AGENCY OFFICIALS TO TESTIFY ON SURVEILLANCE PRACTICES. The House Judiciary Committee will hold a closed hearing on “Oversight of the Administration’s use of FISA Authorities” at 10 a.m. in HVC-301. Deputy Attorney General James Cole, General Counsel of the Office of the Director of National Intelligence Robert Litt, National Security Agency Deputy Director John Inglis, and Andy McCabe, assistant director of the Federal Bureau of Investigation’s Counterterrorism Division, are scheduled to testify.
HOUSE PANEL CONVENES ON BENGHAZI. The House Foreign Affairs Committee will hold a hearing, “Benghazi: Where is the State Department Accountability?” at 10 a.m. in 2172 Rayburn. Undersecretary of State for Management Patrick Kennedy is scheduled to testify.
ZUCKERBERG TO DISCUSS THE KNOWLEDGE ECONOMY.The Atlantic will hold an interview session with Facebook founder and CEO Mark Zuckerberg on “the knowledge economy, including Zuckerberg’s involvement in the immigration debate and his mission to provide Internet access for the world’s next five billion people” at 4 p.m. at 555 Pennsylvania Ave. NW.
“Have you ever been offered a job by a poor person? No one has. So, this class warfare against people who’ve managed to employ other people and create wealth and create jobs, I think is silly.” –Businessman Matt Bevin, a Republican challenging Senate Minority Leader Mitch McConnell, R-Ky. (International Business Times)
OCCUPY MOMA? By January 2012, frequent attendees of meetings for Occupy Wall Street–which kicked off two years ago today—were focused on the upcoming May 1 general strike, Nathan Schneider writes, adapting part of his book, Thank You, Anarchy: Notes From the Occupy Apocalypse, for Guernica. The strike managed to bring, at times, warring coalitions together, but as May Day drew closer, it was brought up less frequently at OWS meetings. And by mid-April, worry had set in that the strike “might not be everything it would need to be to rescue the world—much less, the movement,” Schneider writes. In retrospect, it wasn’t, with organizers scattering after the May Day event. “Maybe nobody really believed the transcendental expectations in the first place,” Schneider writes. “But I know that from time to time I did—in glimpses, like passing a seductive canvas in a gallery.” Read more

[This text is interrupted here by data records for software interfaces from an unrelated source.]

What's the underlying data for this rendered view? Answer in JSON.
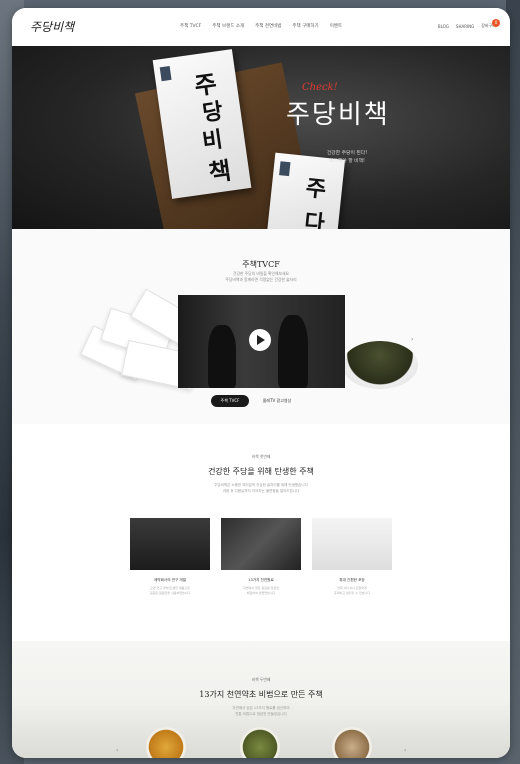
{
  "header": {
    "logo": "주당비책",
    "nav": [
      "주책 TVCF",
      "주책 브랜드 소개",
      "주책 천연비법",
      "주책 구매하기",
      "이벤트"
    ],
    "util": [
      "BLOG",
      "SHARING",
      "장바구니"
    ],
    "cart_count": "0"
  },
  "hero": {
    "box_chars": [
      "주",
      "당",
      "비",
      "책"
    ],
    "check": "Check!",
    "title": "주당비책",
    "subtitle_lines": [
      "건강한 주당이 된다!",
      "체크해야 할 비책!"
    ],
    "box2_chars": [
      "주",
      "다"
    ]
  },
  "tvcf": {
    "title": "주책TVCF",
    "sub_lines": [
      "건강한 주당의 비밀을 확인해보세요",
      "주당비책과 함께라면 걱정없는 건강한 술자리"
    ],
    "tab_active": "주책 TVCF",
    "tab_other": "올레TV 광고영상",
    "next_arrow": "›"
  },
  "section3": {
    "label": "비책 첫번째",
    "title": "건강한 주당을 위해 탄생한 주책",
    "desc_lines": [
      "주당비책은 소중한 여러분의 건강한 술자리를 위해 탄생했습니다",
      "과음 후 다음날까지 이어지는 불편함을 덜어드립니다"
    ],
    "cards": [
      {
        "title": "제약회사의 연구 개발",
        "desc": [
          "오랜 연구 끝에 탄생한 제품으로",
          "검증된 원료만을 사용하였습니다"
        ]
      },
      {
        "title": "13가지 천연원료",
        "desc": [
          "자연에서 얻은 원료를 정성껏",
          "배합하여 만들었습니다"
        ]
      },
      {
        "title": "휴대 간편한 포장",
        "desc": [
          "언제 어디서나 간편하게",
          "휴대하고 섭취할 수 있습니다"
        ]
      }
    ]
  },
  "section4": {
    "label": "비책 두번째",
    "title": "13가지 천연약초 비법으로 만든 주책",
    "desc_lines": [
      "자연에서 얻은 13가지 원료를 엄선하여",
      "전통 비법으로 정성껏 만들었습니다"
    ],
    "prev_arrow": "‹",
    "next_arrow": "›"
  }
}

HONORING THE CONSTITUTION. Today is Constitution Day, and that’s as good a reminder as any that our nation’s founding document requires citizen participation in order to remain strong, Andrew Guthrie Ferguson, an assistant professor at UDC David A. Clarke School of Law, writes for The Atlantic. It’s easy to fulfill the participatory obligation (as Rep. Darrell Issa, R-Calif., proved today by tweeting the text of the entire document), Ferguson says before offering five simple suggestions and adding that “Constitutional values, and not race, ethnicity, or religion bind us together as a nation.” Read more
CHART OF THE DAY
THE THIN LINE BETWEEN WORK AND PLAY? Members of Congress don’t have to walk very far to be able to raise money for their reelection bids, according to a study by the Sunlight Foundation, which mapped the locations of political fundraisers held during the last five years. More than three-fourths of all political fundraisers in Washington take place within three blocks of the U.S. Capitol building, with the Capitol Hill Club topping the list with 1,966 events. Read more